The psychology of Internet rage
Have you ever noticed that you tend to get a lot angrier on the road with other drivers than you do with people in the rest of your life? To a large degree, the experience of road rage is universal, and can be explained by the emotional distance that is created between drivers when there is both physical separation and a high potential for perceived slights and wrongdoing. The relative anonymity of driving leads to an exaggerated emotional response when feeling slighted or threatened, in part because all you may know of the other driver is that he or she just cut you off. It makes sense that you might react more angrily in...
Source: Harvard Health Blog - May 17, 2018 Category: Consumer Health News Authors: Adam P. Stern, MD Tags: Behavioral Health Source Type: blogs

Fermented foods for better gut health
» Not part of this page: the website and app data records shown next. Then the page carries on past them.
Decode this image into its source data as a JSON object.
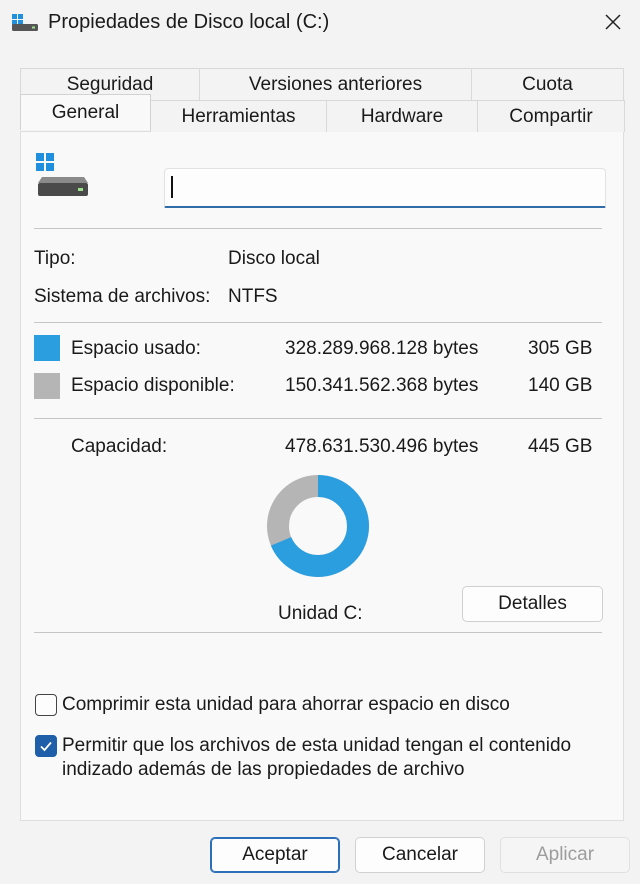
{
  "window": {
    "title": "Propiedades de Disco local (C:)"
  },
  "tabs": {
    "back": [
      "Seguridad",
      "Versiones anteriores",
      "Cuota"
    ],
    "front": [
      "General",
      "Herramientas",
      "Hardware",
      "Compartir"
    ],
    "active": "General"
  },
  "drive": {
    "name_value": "",
    "type_label": "Tipo:",
    "type_value": "Disco local",
    "fs_label": "Sistema de archivos:",
    "fs_value": "NTFS"
  },
  "space": {
    "used_label": "Espacio usado:",
    "used_bytes": "328.289.968.128 bytes",
    "used_gb": "305 GB",
    "free_label": "Espacio disponible:",
    "free_bytes": "150.341.562.368 bytes",
    "free_gb": "140 GB",
    "capacity_label": "Capacidad:",
    "capacity_bytes": "478.631.530.496 bytes",
    "capacity_gb": "445 GB",
    "used_fraction": 0.686,
    "used_color": "#2b9ee0",
    "free_color": "#b5b5b5"
  },
  "unit_label": "Unidad C:",
  "details_button": "Detalles",
  "options": {
    "compress_label": "Comprimir esta unidad para ahorrar espacio en disco",
    "compress_checked": false,
    "index_label_line1": "Permitir que los archivos de esta unidad tengan el contenido",
    "index_label_line2": "indizado además de las propiedades de archivo",
    "index_checked": true
  },
  "buttons": {
    "ok": "Aceptar",
    "cancel": "Cancelar",
    "apply": "Aplicar"
  },
  "colors": {
    "accent": "#2b6fb8",
    "checkbox_checked": "#1f5fa9"
  }
}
Naturally fermented foods are getting a lot of attention from health experts these days because they may help strengthen your gut microbiome—the 100 trillion or so bacteria and microorganisms that live in your digestive tract. Researchers are beginning to link these tiny creatures to all sorts of health conditions from obesity to neurodegenerative diseases. Fermented foods are preserved using an age-old process that not only boosts the food’s shelf life and nutritional value, but can give your body a dose of healthy probiotics, which are live microorganisms crucial to healthy digestion, says Dr. David S. Ludwig...
Source: Harvard Health Blog - May 16, 2018 Category: Consumer Health News Authors: Kelly Bilodeau Tags: Digestive Disorders Folk remedies Health Healthy Eating Source Type: blogs
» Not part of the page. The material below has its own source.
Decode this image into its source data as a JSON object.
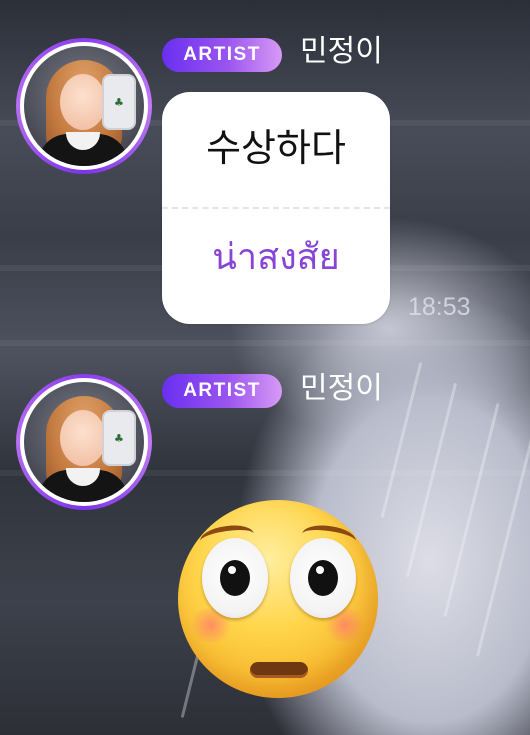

4 things to know about ticks and Lyme
As the weather gets better and school vacations begin, along with sunburns and water safety there is something else parents need to think about: ticks and Lyme disease. Lyme disease is spread by the bite of the blacklegged tick. While there are cases in various parts of the country, it’s most common in the Northeast and mid-Atlantic states, as well as around the Great Lakes. The early symptoms of Lyme include fever, body aches, and a bull’s-eye rash. It’s very treatable with antibiotics, but if not caught and left untreated, it can lead to serious health problems. Here is information from the Centers for ...
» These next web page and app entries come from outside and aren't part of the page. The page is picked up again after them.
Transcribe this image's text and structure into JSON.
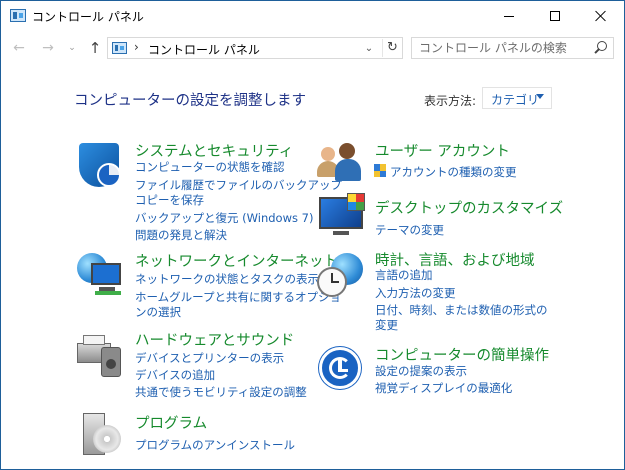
{
  "window": {
    "title": "コントロール パネル",
    "buttons": [
      "minimize",
      "maximize",
      "close"
    ]
  },
  "nav": {
    "back_icon": "←",
    "forward_icon": "→",
    "recent_icon": "⌄",
    "up_icon": "↑",
    "breadcrumb_sep": "›",
    "address": "コントロール パネル",
    "dropdown_icon": "⌄",
    "refresh_icon": "↻",
    "search_placeholder": "コントロール パネルの検索"
  },
  "main": {
    "heading": "コンピューターの設定を調整します",
    "view_by_label": "表示方法:",
    "view_by_value": "カテゴリ"
  },
  "categories": [
    {
      "title": "システムとセキュリティ",
      "icon": "shield-icon",
      "links": [
        "コンピューターの状態を確認",
        "ファイル履歴でファイルのバックアップ",
        "コピーを保存",
        "バックアップと復元 (Windows 7)",
        "問題の発見と解決"
      ]
    },
    {
      "title": "ネットワークとインターネット",
      "icon": "network-globe-icon",
      "links": [
        "ネットワークの状態とタスクの表示",
        "ホームグループと共有に関するオプショ",
        "ンの選択"
      ]
    },
    {
      "title": "ハードウェアとサウンド",
      "icon": "printer-speaker-icon",
      "links": [
        "デバイスとプリンターの表示",
        "デバイスの追加",
        "共通で使うモビリティ設定の調整"
      ]
    },
    {
      "title": "プログラム",
      "icon": "programs-box-icon",
      "links": [
        "プログラムのアンインストール"
      ]
    },
    {
      "title": "ユーザー アカウント",
      "icon": "users-icon",
      "links": [
        "アカウントの種類の変更"
      ]
    },
    {
      "title": "デスクトップのカスタマイズ",
      "icon": "desktop-monitor-icon",
      "links": [
        "テーマの変更"
      ]
    },
    {
      "title": "時計、言語、および地域",
      "icon": "clock-globe-icon",
      "links": [
        "言語の追加",
        "入力方法の変更",
        "日付、時刻、または数値の形式の",
        "変更"
      ]
    },
    {
      "title": "コンピューターの簡単操作",
      "icon": "ease-of-access-icon",
      "links": [
        "設定の提案の表示",
        "視覚ディスプレイの最適化"
      ]
    }
  ],
  "colors": {
    "category_title": "#168a2d",
    "link": "#1e5fb0",
    "heading": "#1e3287",
    "window_border": "#1e5f9a"
  }
}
Source: Harvard Health Blog - May 15, 2018 Category: Consumer Health News Authors: Claire McCarthy, MD Tags: Children's Health Infectious diseases Parenting Source Type: blogs

Knuckle cracking: Annoying and harmful, or just annoying?
Follow me on Twitter @RobShmerling Knuckle cracking is a common behavior enjoyed by many. It can become a habit or a way to deal with nervous energy; some describe it as a way to “release tension.” For some, it’s simply an annoying thing that other people do. If you’ve ever wondered why stretching the fingers in certain ways causes that familiar noise or whether knuckle cracking is harmful in some way, read on. Despite how common it is, there has been considerable debate regarding where the noise comes from. Fortunately — at least for those of us who are curious about it — knuckle cracki...
Source: Harvard Health Blog - May 14, 2018 Category: Consumer Health News Authors: Robert H. Shmerling, MD Tags: Bones and joints Health Source Type: blogs

The bacterial horror of hot-air hand dryers
Follow me on Twitter @JohnRossMD If you’re the kind of person who avoids public bathrooms at all costs, you may feel validated, as well as disturbed, by a new study from researchers at the University of Connecticut and Quinnipiac University. They suspected that hot-air hand dryers in public restrooms might be sucking up bacteria from the air, and dumping them on the newly washed hands of unsuspecting patrons. To test this theory, scientists exposed petri dishes to bathroom air under different conditions and took them back to the microbiology laboratory to look for bacterial growth. Petri dishes exposed to bathroom ai...
Source: Harvard Health Blog - May 11, 2018 Category: Consumer Health News Authors: John Ross, MD, FIDSA Tags: Health Infectious diseases Source Type: blogs